The musical opened in the West End at Daly's Theatre on July 29, 1927 and ran for 130 performances. Directed by Lew Fields, Dorothy Dickson starred as Peggy-Ann.[1]

The musical was considered daring for its time: there was no opening chorus and no songs for the first 15 minutes.[1] The plot, told in one long dream, focuses on Peggy-Ann’s dream fantasies. She is the niece of the owner of a boarding house in New York and the fiancée of a local boy. She escapes from a hum-drum life through dreams of herself as a wealthy adventuress, with a yacht and a husband.

Songs[edit]

  • "Hello"
  • "A Tree in the Park"
  • "Howdy Broadway" (Howdy to Broadway)
Act 1
  • "A Little Birdie Told Me So"
  • "Charming, Charming"
  • "Where’s That Rainbow?"
Act 2
  • "We Pirates from Weehawken"
  • "In His Arms"
  • "Chuck It!"
  • "I'm So Humble"
  • "Havana"
  • "Maybe It’s Me"
  • "Give This Little Girl a Hand"
  • "The Race (Peggy, Peggy)"

Critical response[edit]

The Time review praised the "Gilbertian satire, Broadway slapstick, attractive dancers... the charm of the music." However, according to Merle Secrest, none of the songs "stood the test of time", except, possibly, "Where’s That Rainbow?". This may be why, according to Armond and L. Marc Fields, Peggy-Ann is not remembered as one of the outstanding musicals of the 1920s.[2]

The New York Times reviewer wrote that the creators "have brought freshness and ideas to the musical-comedy field."[3]

References[edit]
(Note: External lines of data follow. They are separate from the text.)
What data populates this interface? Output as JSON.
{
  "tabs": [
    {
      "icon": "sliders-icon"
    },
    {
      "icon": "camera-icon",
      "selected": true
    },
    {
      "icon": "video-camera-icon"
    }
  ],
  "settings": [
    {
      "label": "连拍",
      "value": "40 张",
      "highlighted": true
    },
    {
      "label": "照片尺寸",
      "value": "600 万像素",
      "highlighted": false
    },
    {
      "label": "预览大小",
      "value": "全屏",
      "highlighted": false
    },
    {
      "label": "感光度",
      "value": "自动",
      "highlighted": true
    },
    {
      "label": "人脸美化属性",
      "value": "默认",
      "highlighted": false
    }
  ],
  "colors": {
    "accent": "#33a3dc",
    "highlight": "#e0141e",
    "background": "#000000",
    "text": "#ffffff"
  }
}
  1. ^ a b Green, Stanley. Encyclopedia of the Musical Theatre (1980), Da Capo Press, ISBN 0-306-80113-2, p. 332
  2. ^ Secrest, Meryle. Somewhere for me:a biography of Richard Rodgers (2002), Hal Leonard Corporation, ISBN 1-55783-581-0, p. 94
  3. ^ Overview of Peggy-Ann lorenzhart.org, accessed April 8, 2009

External links[edit]